Judy had an entrepreneurial spirit, as evidenced by her work with her mother in starting the Budge Factory, the manufacturer of the Can’t Budge Fudge line of chocolate and praline ice cream sauces and brownie mixes. Their “home cooking in a jar” was featured in national magazines and on the Joan Rivers holiday gift show.
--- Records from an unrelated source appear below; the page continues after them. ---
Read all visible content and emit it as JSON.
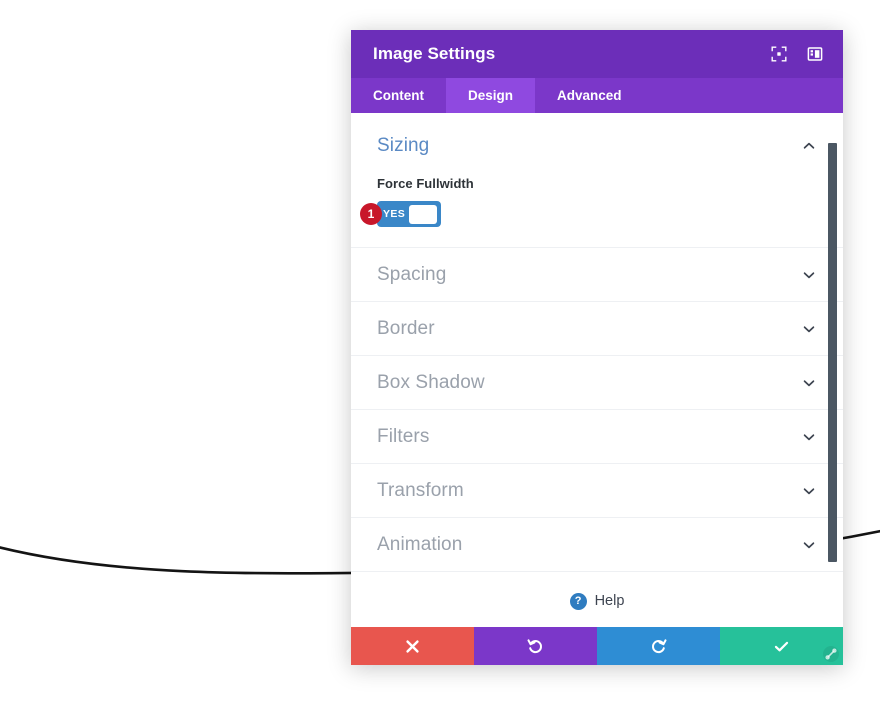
{
  "modal": {
    "title": "Image Settings",
    "header_icons": [
      {
        "name": "fullscreen-icon",
        "glyph": "expand"
      },
      {
        "name": "layout-panel-icon",
        "glyph": "panel"
      }
    ],
    "tabs": [
      {
        "label": "Content",
        "active": false
      },
      {
        "label": "Design",
        "active": true
      },
      {
        "label": "Advanced",
        "active": false
      }
    ],
    "open_section": {
      "title": "Sizing",
      "expanded": true,
      "chevron": "chevron-up",
      "fields": [
        {
          "label": "Force Fullwidth",
          "type": "toggle",
          "value": "YES",
          "state_on": true,
          "step_badge": "1"
        }
      ]
    },
    "collapsed_sections": [
      {
        "title": "Spacing",
        "chevron": "chevron-down"
      },
      {
        "title": "Border",
        "chevron": "chevron-down"
      },
      {
        "title": "Box Shadow",
        "chevron": "chevron-down"
      },
      {
        "title": "Filters",
        "chevron": "chevron-down"
      },
      {
        "title": "Transform",
        "chevron": "chevron-down"
      },
      {
        "title": "Animation",
        "chevron": "chevron-down"
      }
    ],
    "help": {
      "label": "Help",
      "icon_glyph": "?"
    },
    "footer_buttons": [
      {
        "name": "cancel-button",
        "icon": "close-x-icon",
        "color": "#e8564e"
      },
      {
        "name": "undo-button",
        "icon": "undo-icon",
        "color": "#7b37c9"
      },
      {
        "name": "redo-button",
        "icon": "redo-icon",
        "color": "#2e8dd4"
      },
      {
        "name": "save-button",
        "icon": "check-icon",
        "color": "#26c19a"
      }
    ],
    "scrollbar": {
      "color": "#4b5763"
    }
  },
  "colors": {
    "header_purple": "#6c2eb9",
    "tab_purple": "#7b37c9",
    "tab_active_purple": "#8f49e0",
    "toggle_blue": "#3a87c8",
    "badge_red": "#c8172a",
    "section_open_blue": "#5b8ac4",
    "section_muted": "#9aa1ab"
  }
}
Judy followed that part of her life with a passion for photography of family and friends, and she and Sally used their skills to help friends and family have their own pictures turned into creative memories for posterity.

Judy’s family would like to publicly thank Judy’s teams of doctors and their staffs who fought her 20-year meningioma battle with her, including her dear friend Dr. Christopher Clare, along with Dr. Mark Codner, Dr. Jeff Shapiro, Dr. Fred Schwaibold and Dr. Lou Jacobs of Piedmont Hospital, Dr. Reid Thompson, Dr. Louise Mawn, Dr. John Shack, Dr. Anthony Cmelak and Dr. Paul Moots of Vanderbilt University Medical Center, and Dr. Erin Dunbar of Piedmont Hospital and Piedmont Physicians Neuro-Oncology. They gave their all for her, and Judy’s family will be eternally grateful to them.

A memorial service for Judy will be held at 3:30 p.m. Sunday, April 2, at The Temple, 1589 Peachtree St., Atlanta, with Rabbi Alvin Sugarman officiating; interment will follow at Arlington Memorial Park in Sandy Springs with Rabbi Sugarman and Rabbi Ephraim Silverman co-officiating. In lieu of flowers, the family asks that you honor Judy’s memory by making a charitable donation to the Be the Difference Foundation, www.bethedifferencefoundation.org; the Georgia Special Olympics, www.specialolympicsga.org; The Temple, www.the-temple.org; Chabad of Cobb, www.chabadofcobb.com; or the charity of your choice. Arrangements by Dressler’s Jewish Funeral Care, 770-451-4999.